**What the task requires**
Starting with the first line, output the data exactly, through to the last line.

**Stored data**
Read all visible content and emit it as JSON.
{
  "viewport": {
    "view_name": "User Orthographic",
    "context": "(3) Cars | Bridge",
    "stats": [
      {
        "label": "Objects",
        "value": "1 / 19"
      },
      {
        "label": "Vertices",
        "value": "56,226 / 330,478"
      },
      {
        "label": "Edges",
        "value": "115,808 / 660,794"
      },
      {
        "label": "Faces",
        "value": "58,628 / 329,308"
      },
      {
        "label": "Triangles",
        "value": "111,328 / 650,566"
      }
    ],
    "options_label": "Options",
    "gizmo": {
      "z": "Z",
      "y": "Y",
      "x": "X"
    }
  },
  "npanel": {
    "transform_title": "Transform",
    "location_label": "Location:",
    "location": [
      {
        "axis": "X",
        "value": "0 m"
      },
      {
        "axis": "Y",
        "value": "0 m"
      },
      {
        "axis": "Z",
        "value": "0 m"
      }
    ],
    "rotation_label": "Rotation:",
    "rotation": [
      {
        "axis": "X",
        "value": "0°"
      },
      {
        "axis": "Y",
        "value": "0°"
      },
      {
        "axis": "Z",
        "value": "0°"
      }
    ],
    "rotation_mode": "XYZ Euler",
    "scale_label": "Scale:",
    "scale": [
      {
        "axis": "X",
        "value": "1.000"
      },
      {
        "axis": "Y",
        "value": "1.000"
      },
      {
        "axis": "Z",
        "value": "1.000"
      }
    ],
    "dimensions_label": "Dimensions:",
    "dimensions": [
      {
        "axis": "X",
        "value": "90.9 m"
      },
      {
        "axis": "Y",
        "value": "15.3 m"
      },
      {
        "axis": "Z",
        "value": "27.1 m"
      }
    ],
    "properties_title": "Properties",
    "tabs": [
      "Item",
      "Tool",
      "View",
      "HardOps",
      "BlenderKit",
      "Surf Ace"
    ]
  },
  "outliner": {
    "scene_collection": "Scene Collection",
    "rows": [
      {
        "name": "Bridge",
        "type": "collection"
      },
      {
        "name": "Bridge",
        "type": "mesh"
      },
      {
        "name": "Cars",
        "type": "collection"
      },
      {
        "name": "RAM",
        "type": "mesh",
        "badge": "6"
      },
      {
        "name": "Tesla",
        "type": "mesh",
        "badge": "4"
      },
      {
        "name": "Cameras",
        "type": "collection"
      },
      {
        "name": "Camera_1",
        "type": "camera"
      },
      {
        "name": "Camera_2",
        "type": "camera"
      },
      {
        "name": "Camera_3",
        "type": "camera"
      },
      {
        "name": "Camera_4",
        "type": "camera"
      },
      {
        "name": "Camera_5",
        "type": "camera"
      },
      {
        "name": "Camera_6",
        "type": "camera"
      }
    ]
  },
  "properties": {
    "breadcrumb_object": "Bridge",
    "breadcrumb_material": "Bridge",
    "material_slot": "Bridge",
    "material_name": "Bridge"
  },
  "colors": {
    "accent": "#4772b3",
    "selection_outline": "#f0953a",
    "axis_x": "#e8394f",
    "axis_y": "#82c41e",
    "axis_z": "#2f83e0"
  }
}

**Written response**
Read all visible content and emit it as JSON.
{
  "viewport": {
    "view_name": "User Orthographic",
    "context": "(3) Cars | Bridge",
    "stats": [
      {
        "label": "Objects",
        "value": "1 / 19"
      },
      {
        "label": "Vertices",
        "value": "56,226 / 330,478"
      },
      {
        "label": "Edges",
        "value": "115,808 / 660,794"
      },
      {
        "label": "Faces",
        "value": "58,628 / 329,308"
      },
      {
        "label": "Triangles",
        "value": "111,328 / 650,566"
      }
    ],
    "options_label": "Options",
    "gizmo": {
      "z": "Z",
      "y": "Y",
      "x": "X"
    }
  },
  "npanel": {
    "transform_title": "Transform",
    "location_label": "Location:",
    "location": [
      {
        "axis": "X",
        "value": "0 m"
      },
      {
        "axis": "Y",
        "value": "0 m"
      },
      {
        "axis": "Z",
        "value": "0 m"
      }
    ],
    "rotation_label": "Rotation:",
    "rotation": [
      {
        "axis": "X",
        "value": "0°"
      },
      {
        "axis": "Y",
        "value": "0°"
      },
      {
        "axis": "Z",
        "value": "0°"
      }
    ],
    "rotation_mode": "XYZ Euler",
    "scale_label": "Scale:",
    "scale": [
      {
        "axis": "X",
        "value": "1.000"
      },
      {
        "axis": "Y",
        "value": "1.000"
      },
      {
        "axis": "Z",
        "value": "1.000"
      }
    ],
    "dimensions_label": "Dimensions:",
    "dimensions": [
      {
        "axis": "X",
        "value": "90.9 m"
      },
      {
        "axis": "Y",
        "value": "15.3 m"
      },
      {
        "axis": "Z",
        "value": "27.1 m"
      }
    ],
    "properties_title": "Properties",
    "tabs": [
      "Item",
      "Tool",
      "View",
      "HardOps",
      "BlenderKit",
      "Surf Ace"
    ]
  },
  "outliner": {
    "scene_collection": "Scene Collection",
    "rows": [
      {
        "name": "Bridge",
        "type": "collection"
      },
      {
        "name": "Bridge",
        "type": "mesh"
      },
      {
        "name": "Cars",
        "type": "collection"
      },
      {
        "name": "RAM",
        "type": "mesh",
        "badge": "6"
      },
      {
        "name": "Tesla",
        "type": "mesh",
        "badge": "4"
      },
      {
        "name": "Cameras",
        "type": "collection"
      },
      {
        "name": "Camera_1",
        "type": "camera"
      },
      {
        "name": "Camera_2",
        "type": "camera"
      },
      {
        "name": "Camera_3",
        "type": "camera"
      },
      {
        "name": "Camera_4",
        "type": "camera"
      },
      {
        "name": "Camera_5",
        "type": "camera"
      },
      {
        "name": "Camera_6",
        "type": "camera"
      }
    ]
  },
  "properties": {
    "breadcrumb_object": "Bridge",
    "breadcrumb_material": "Bridge",
    "material_slot": "Bridge",
    "material_name": "Bridge"
  },
  "colors": {
    "accent": "#4772b3",
    "selection_outline": "#f0953a",
    "axis_x": "#e8394f",
    "axis_y": "#82c41e",
    "axis_z": "#2f83e0"
  }
}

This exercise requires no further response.